Try it> What is needed is every line of the data that includes the word "title". Please copy each one.
=== Records for processing ===
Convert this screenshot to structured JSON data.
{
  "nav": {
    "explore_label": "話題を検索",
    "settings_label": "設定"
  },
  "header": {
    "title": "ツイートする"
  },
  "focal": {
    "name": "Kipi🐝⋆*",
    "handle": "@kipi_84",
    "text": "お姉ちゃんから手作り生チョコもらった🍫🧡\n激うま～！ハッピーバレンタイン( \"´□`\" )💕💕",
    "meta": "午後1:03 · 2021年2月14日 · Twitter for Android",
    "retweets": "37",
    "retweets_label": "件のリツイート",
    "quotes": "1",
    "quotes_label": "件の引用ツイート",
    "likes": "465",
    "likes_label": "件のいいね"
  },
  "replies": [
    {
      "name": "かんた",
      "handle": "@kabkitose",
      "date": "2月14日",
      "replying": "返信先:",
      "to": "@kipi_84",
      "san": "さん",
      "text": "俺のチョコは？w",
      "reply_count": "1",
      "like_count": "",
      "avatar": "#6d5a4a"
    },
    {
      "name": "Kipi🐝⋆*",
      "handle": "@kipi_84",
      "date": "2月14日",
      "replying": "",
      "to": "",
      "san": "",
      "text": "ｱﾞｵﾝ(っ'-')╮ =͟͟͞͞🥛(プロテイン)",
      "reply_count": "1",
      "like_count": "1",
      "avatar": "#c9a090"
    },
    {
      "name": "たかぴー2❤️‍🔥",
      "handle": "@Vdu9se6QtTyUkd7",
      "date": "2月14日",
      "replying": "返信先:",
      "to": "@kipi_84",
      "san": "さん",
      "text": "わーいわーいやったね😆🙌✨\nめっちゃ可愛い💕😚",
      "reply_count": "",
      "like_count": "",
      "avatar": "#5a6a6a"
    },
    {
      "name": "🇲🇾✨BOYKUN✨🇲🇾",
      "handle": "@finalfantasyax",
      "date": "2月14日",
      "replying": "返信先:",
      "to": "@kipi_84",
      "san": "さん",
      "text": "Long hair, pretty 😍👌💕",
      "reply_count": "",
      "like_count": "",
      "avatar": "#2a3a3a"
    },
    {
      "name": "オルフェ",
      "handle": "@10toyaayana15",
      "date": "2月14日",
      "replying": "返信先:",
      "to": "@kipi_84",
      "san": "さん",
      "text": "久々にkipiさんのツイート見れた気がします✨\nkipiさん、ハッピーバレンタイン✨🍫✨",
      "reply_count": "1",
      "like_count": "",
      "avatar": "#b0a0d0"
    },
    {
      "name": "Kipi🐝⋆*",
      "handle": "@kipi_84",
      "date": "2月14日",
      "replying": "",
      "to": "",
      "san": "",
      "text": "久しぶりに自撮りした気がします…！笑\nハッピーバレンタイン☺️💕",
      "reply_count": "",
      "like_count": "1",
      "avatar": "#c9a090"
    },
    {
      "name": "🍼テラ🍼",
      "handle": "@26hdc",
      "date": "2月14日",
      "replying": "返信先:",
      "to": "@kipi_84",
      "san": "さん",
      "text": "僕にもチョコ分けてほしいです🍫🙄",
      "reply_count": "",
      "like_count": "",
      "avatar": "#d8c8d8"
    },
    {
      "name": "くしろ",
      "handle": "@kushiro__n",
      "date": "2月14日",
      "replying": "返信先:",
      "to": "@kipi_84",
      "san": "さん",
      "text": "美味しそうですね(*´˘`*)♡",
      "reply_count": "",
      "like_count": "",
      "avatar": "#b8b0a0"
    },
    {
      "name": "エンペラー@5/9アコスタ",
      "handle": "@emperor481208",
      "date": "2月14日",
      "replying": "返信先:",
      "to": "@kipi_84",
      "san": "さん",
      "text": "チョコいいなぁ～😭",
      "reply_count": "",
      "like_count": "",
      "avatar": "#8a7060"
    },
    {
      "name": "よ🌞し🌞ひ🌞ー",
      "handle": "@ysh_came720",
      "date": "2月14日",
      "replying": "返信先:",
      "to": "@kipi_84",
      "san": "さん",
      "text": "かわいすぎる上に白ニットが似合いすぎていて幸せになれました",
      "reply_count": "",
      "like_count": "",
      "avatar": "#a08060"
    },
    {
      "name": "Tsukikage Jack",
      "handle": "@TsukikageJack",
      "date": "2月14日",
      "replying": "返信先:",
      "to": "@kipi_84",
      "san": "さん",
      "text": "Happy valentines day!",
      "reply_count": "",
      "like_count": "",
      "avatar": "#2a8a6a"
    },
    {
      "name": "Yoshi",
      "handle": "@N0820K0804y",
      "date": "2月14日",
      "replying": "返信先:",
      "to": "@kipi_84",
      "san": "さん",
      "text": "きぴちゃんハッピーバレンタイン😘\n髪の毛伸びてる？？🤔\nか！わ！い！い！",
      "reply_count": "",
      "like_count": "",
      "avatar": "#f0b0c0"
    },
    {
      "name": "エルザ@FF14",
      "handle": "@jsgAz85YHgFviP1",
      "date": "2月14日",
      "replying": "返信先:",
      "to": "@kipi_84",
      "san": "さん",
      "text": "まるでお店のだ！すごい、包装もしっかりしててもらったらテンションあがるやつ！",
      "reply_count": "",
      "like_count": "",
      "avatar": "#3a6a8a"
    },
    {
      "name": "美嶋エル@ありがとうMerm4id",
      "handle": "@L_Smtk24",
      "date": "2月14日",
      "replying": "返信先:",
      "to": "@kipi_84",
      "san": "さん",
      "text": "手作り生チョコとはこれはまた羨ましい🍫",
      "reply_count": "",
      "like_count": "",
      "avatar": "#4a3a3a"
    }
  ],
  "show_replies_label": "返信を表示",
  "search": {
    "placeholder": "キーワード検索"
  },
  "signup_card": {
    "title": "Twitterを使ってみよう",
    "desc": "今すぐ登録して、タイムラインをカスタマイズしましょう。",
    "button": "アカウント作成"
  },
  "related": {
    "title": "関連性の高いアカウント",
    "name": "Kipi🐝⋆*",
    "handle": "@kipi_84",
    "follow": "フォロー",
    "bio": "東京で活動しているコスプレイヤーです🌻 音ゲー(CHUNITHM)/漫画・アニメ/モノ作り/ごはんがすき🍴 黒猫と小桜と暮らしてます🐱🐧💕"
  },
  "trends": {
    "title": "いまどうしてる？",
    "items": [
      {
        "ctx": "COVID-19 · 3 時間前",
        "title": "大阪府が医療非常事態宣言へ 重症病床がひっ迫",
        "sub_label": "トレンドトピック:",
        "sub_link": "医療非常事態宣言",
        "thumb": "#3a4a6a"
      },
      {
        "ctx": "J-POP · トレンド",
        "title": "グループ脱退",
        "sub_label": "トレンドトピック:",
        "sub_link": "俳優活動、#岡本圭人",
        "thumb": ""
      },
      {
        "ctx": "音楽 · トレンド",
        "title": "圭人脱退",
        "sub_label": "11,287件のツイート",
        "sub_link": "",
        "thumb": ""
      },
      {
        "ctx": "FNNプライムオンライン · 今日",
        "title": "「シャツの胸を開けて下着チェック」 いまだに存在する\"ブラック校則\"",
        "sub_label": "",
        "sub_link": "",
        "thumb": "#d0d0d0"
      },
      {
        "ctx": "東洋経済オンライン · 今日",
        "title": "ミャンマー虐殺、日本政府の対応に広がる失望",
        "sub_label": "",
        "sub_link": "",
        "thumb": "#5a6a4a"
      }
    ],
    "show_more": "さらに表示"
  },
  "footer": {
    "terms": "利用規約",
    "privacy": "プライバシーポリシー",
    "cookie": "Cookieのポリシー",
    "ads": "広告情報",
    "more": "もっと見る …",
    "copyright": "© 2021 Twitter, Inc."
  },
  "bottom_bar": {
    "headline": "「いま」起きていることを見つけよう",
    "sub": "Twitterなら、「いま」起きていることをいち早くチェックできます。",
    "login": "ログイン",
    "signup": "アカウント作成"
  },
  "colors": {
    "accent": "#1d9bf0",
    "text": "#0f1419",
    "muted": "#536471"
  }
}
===
Answer space>
    "title": "ツイートする"
    "title": "Twitterを使ってみよう",
    "title": "関連性の高いアカウント",
    "title": "いまどうしてる？",
        "title": "大阪府が医療非常事態宣言へ 重症病床がひっ迫",
        "title": "グループ脱退",
        "title": "圭人脱退",
        "title": "「シャツの胸を開けて下着チェック」 いまだに存在する\"ブラック校則\"",
        "title": "ミャンマー虐殺、日本政府の対応に広がる失望",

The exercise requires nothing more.